“That was one of my most painful days on a bike” said Rusch, who battled leg cramps in the latter stages of the race. “Up to Columbine Amanda was right on my tail. I kept trying to shake her, trying to shake her… I knew Columbine was the make-or-break and I think I got five minutes on the ascent a few on the descent and then I didn’t look back.”

As for LT100 first-timer Leipheimer, he said elevation on top of Columbine caused him to suffer. Post-race he said he may not have “respected” the difficulty of the race enough.

“I’ve been doing the road thing for so many years I wanted to do something different,” he said. “Today I felt like everyone else out there; excited, nervous — going on an epic adventure. It was everything and more that I’d expected and dreamed of.”

Leadville Trail 100 Photo Gallery

Full Results 2010 LT100

Top ten overall:

  • 1. Levi LEIPHEIMER, Santa Rosa Ca, M3 in 6:37.2
  • 2. Jeremy HORGAN-KOBELSKI, Boulder Co, M3 in 6:25:21.4
  • 3. Todd WELLS, Durango Co, M3 in 6:30:31.1
  • 4. David WIENS, Gunnison Co, M4 in 6:33:54.1
  • 5. Jeremiah BISHOP, Harrisonburg Va, M3 in 6:33:54.4
  • 6. Jay HENRY, Avon Co, M3 in 6:4in 6:51.4
  • 7. Matt SHRIVER, Durango Co, M3 in 6:51:49.4
  • 8. Alex GRANT, Salt Lake City Ut, M3 07:00:53.9
  • 9. Gerry CODY, West Los Angeles Ca, M3 07:02:44.3
  • 10. Stig SOMME, Denver Co, M3 07:07:34.1

An American in France

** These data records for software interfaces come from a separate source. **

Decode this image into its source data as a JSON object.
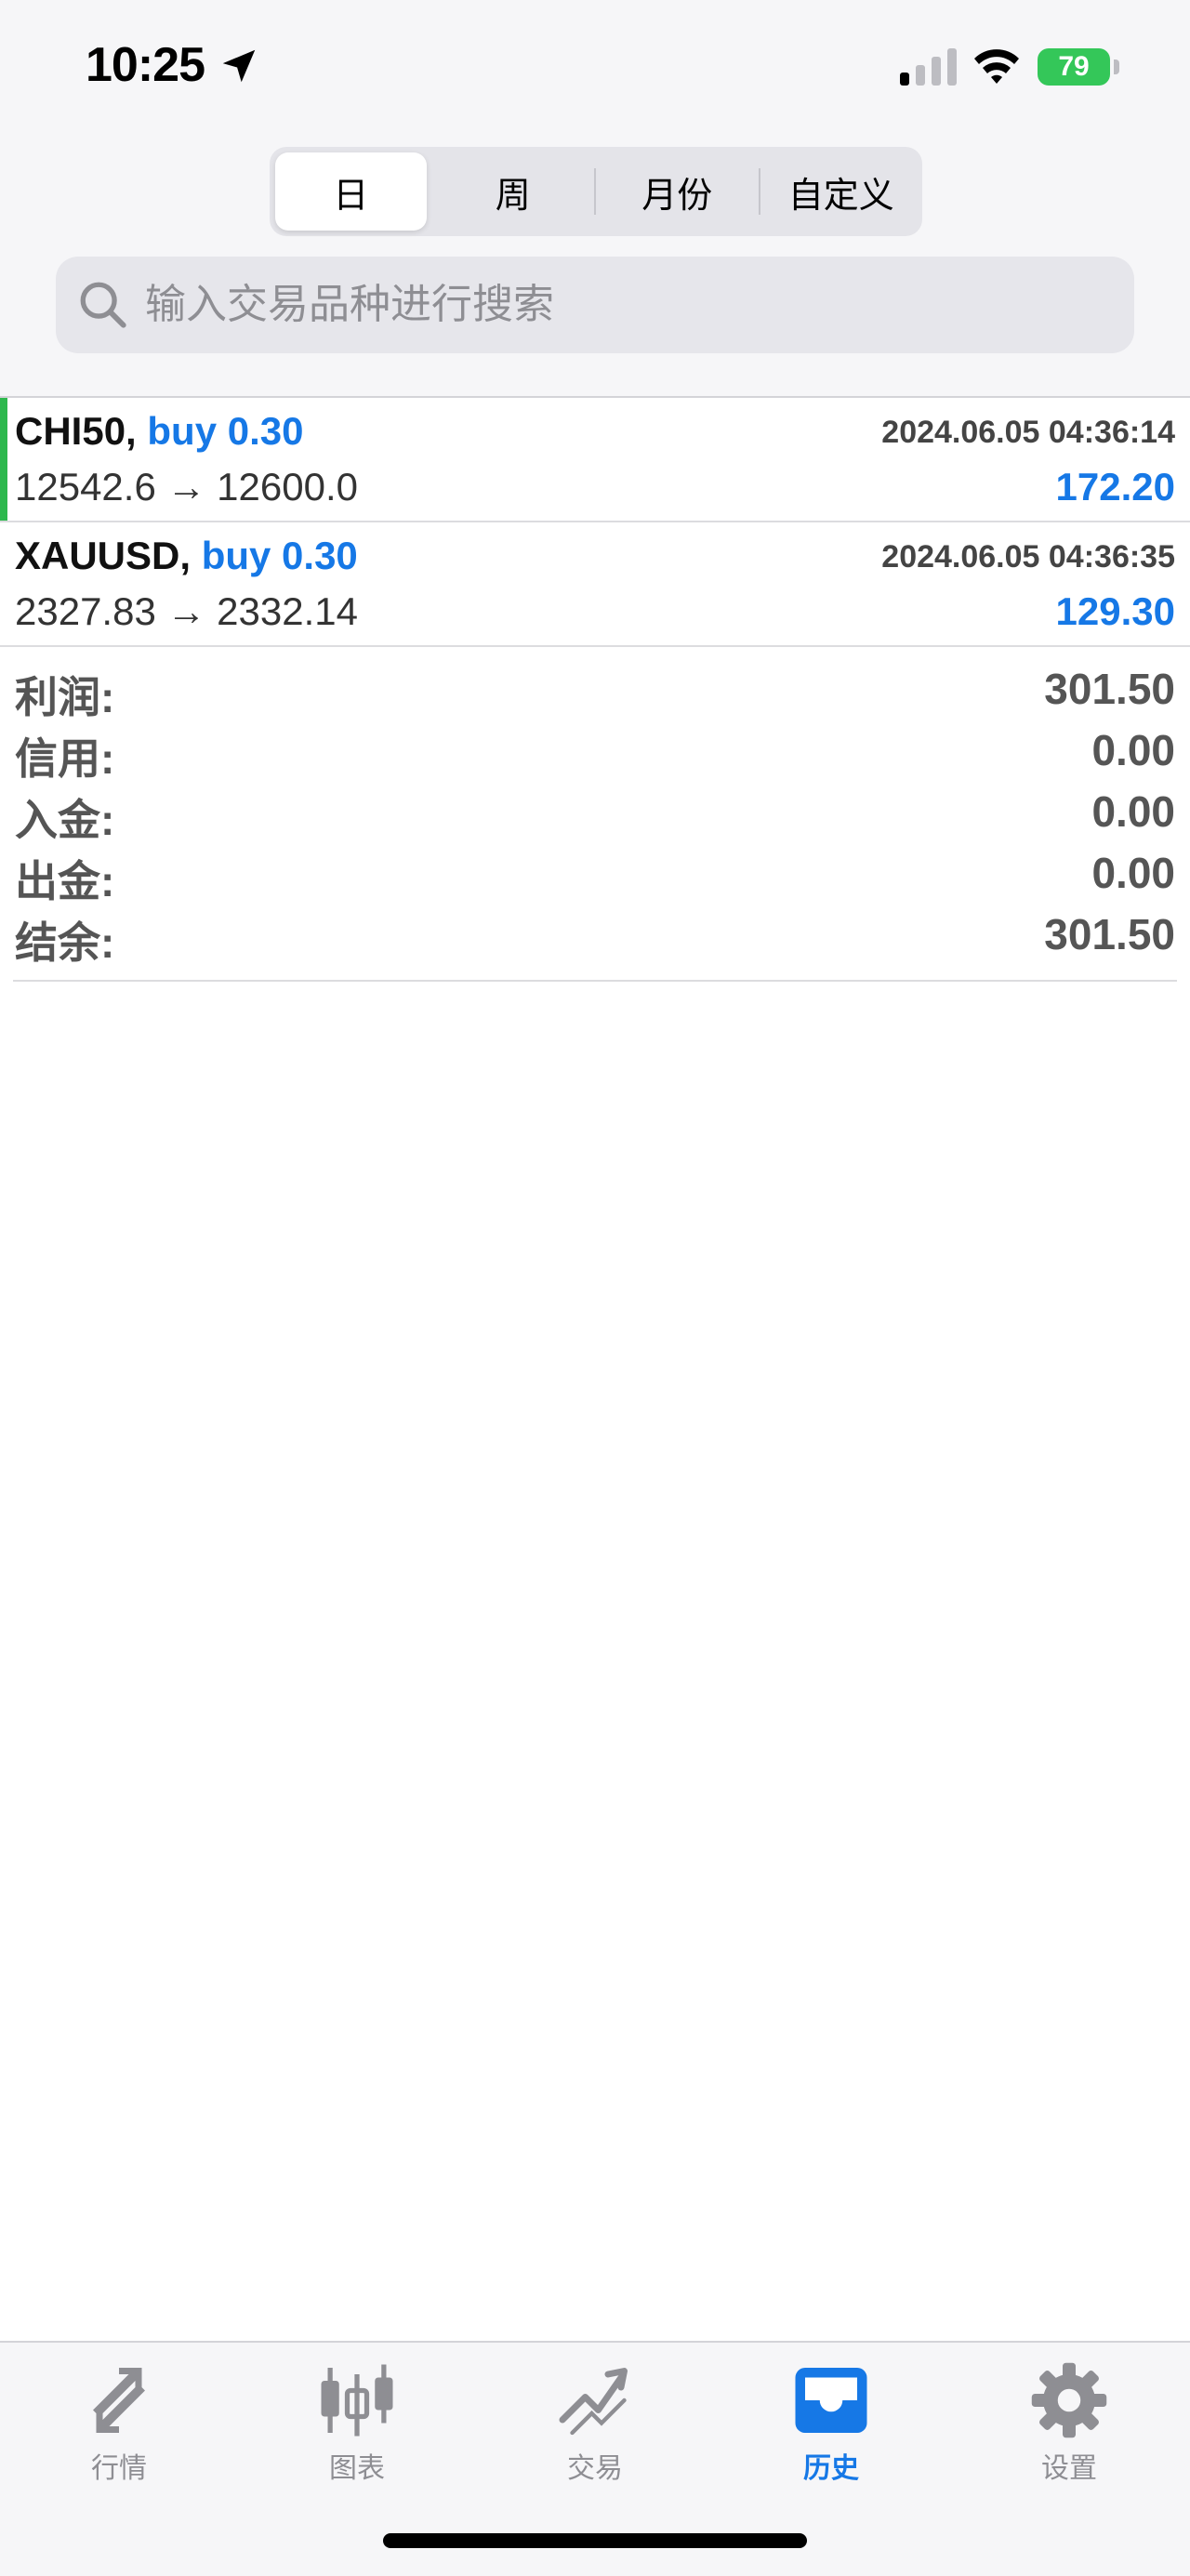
{
  "status_bar": {
    "time": "10:25",
    "battery": "79"
  },
  "segments": [
    {
      "label": "日",
      "active": true
    },
    {
      "label": "周",
      "active": false
    },
    {
      "label": "月份",
      "active": false
    },
    {
      "label": "自定义",
      "active": false
    }
  ],
  "search": {
    "placeholder": "输入交易品种进行搜索",
    "value": ""
  },
  "trades": [
    {
      "symbol": "CHI50,",
      "action": "buy 0.30",
      "time": "2024.06.05 04:36:14",
      "prices": "12542.6 → 12600.0",
      "profit": "172.20"
    },
    {
      "symbol": "XAUUSD,",
      "action": "buy 0.30",
      "time": "2024.06.05 04:36:35",
      "prices": "2327.83 → 2332.14",
      "profit": "129.30"
    }
  ],
  "summary": [
    {
      "label": "利润:",
      "value": "301.50"
    },
    {
      "label": "信用:",
      "value": "0.00"
    },
    {
      "label": "入金:",
      "value": "0.00"
    },
    {
      "label": "出金:",
      "value": "0.00"
    },
    {
      "label": "结余:",
      "value": "301.50"
    }
  ],
  "tabs": [
    {
      "label": "行情",
      "icon": "quotes-arrows-icon"
    },
    {
      "label": "图表",
      "icon": "candlestick-chart-icon"
    },
    {
      "label": "交易",
      "icon": "trade-trend-icon"
    },
    {
      "label": "历史",
      "icon": "history-inbox-icon",
      "active": true
    },
    {
      "label": "设置",
      "icon": "gear-icon"
    }
  ],
  "colors": {
    "accent": "#1678e6",
    "selected_bar": "#2db84d",
    "battery": "#34c759",
    "inactive": "#8e8e93"
  }
}
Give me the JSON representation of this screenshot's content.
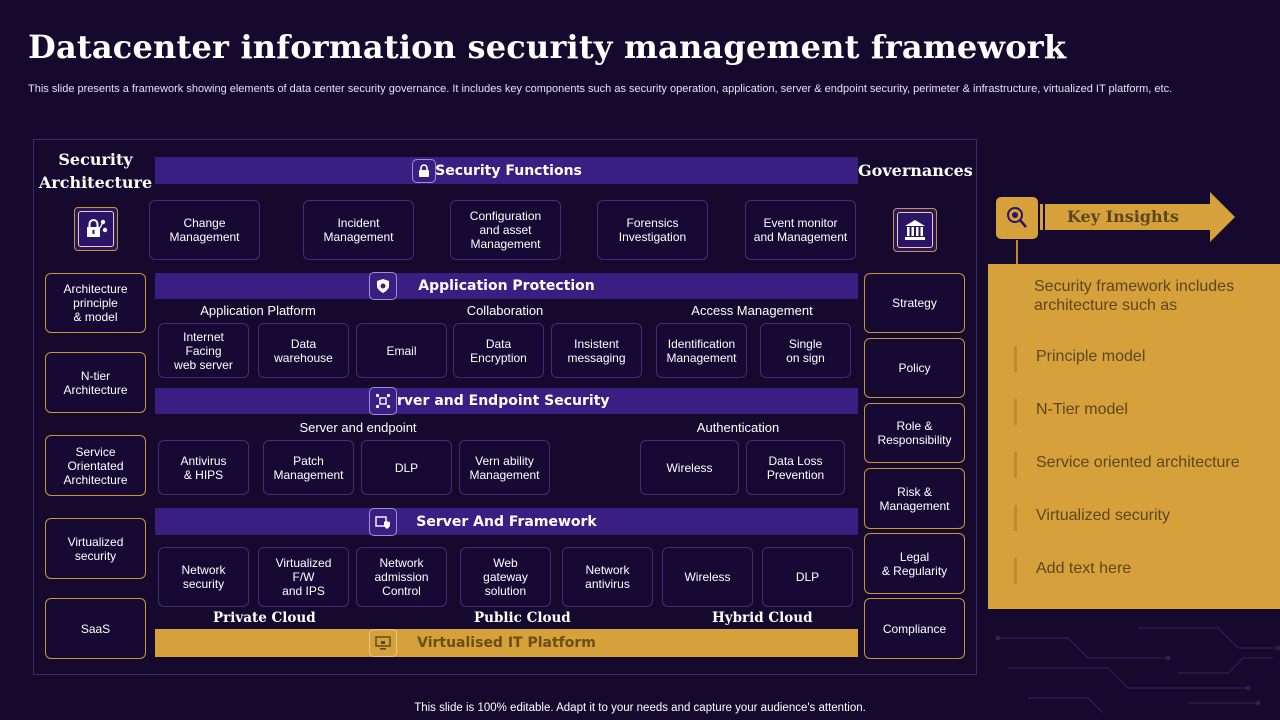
{
  "page": {
    "title": "Datacenter information security management framework",
    "subtitle": "This slide presents a framework showing elements of data center security governance. It includes key components such as security operation, application, server & endpoint security, perimeter & infrastructure, virtualized IT platform, etc.",
    "footer": "This slide is 100% editable. Adapt it to your needs and capture your audience's attention."
  },
  "architecture": {
    "heading": "Security\nArchitecture",
    "icon": "lock-network-icon",
    "items": [
      "Architecture\nprinciple\n& model",
      "N-tier\nArchitecture",
      "Service\nOrientated\nArchitecture",
      "Virtualized\nsecurity",
      "SaaS"
    ]
  },
  "governance": {
    "heading": "Governances",
    "icon": "bank-building-icon",
    "items": [
      "Strategy",
      "Policy",
      "Role &\nResponsibility",
      "Risk &\nManagement",
      "Legal\n& Regularity",
      "Compliance"
    ]
  },
  "security_functions": {
    "label": "Security Functions",
    "icon": "padlock-icon",
    "items": [
      "Change\nManagement",
      "Incident\nManagement",
      "Configuration\nand asset\nManagement",
      "Forensics\nInvestigation",
      "Event monitor\nand Management"
    ]
  },
  "application_protection": {
    "label": "Application Protection",
    "icon": "shield-gear-icon",
    "groups": [
      "Application Platform",
      "Collaboration",
      "Access Management"
    ],
    "items": [
      "Internet\nFacing\nweb server",
      "Data\nwarehouse",
      "Email",
      "Data\nEncryption",
      "Insistent\nmessaging",
      "Identification\nManagement",
      "Single\non sign"
    ]
  },
  "server_endpoint": {
    "label": "Server and Endpoint Security",
    "icon": "network-nodes-icon",
    "groups": [
      "Server  and endpoint",
      "Authentication"
    ],
    "items": [
      "Antivirus\n& HIPS",
      "Patch\nManagement",
      "DLP",
      "Vern ability\nManagement",
      "Wireless",
      "Data Loss\nPrevention"
    ]
  },
  "server_framework": {
    "label": "Server And Framework",
    "icon": "server-shield-icon",
    "items": [
      "Network\nsecurity",
      "Virtualized\nF/W\nand IPS",
      "Network\nadmission\nControl",
      "Web\ngateway\nsolution",
      "Network\nantivirus",
      "Wireless",
      "DLP"
    ]
  },
  "clouds": [
    "Private Cloud",
    "Public Cloud",
    "Hybrid Cloud"
  ],
  "platform": {
    "label": "Virtualised IT Platform",
    "icon": "monitor-lock-icon"
  },
  "insights": {
    "tag": "Key Insights",
    "icon": "magnifier-bug-icon",
    "heading": "Security framework includes architecture  such as",
    "items": [
      "Principle model",
      "N-Tier model",
      "Service oriented architecture",
      "Virtualized security",
      "Add text here"
    ]
  },
  "colors": {
    "background": "#15092e",
    "purple_bar": "#3a1f83",
    "gold": "#d6a03a",
    "box_border": "#3c2f78",
    "gold_border": "#c9962e"
  }
}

What’s it like to be an American cyclist living in France? Watch to get professional road cyclist Joe Dombrowski’s view.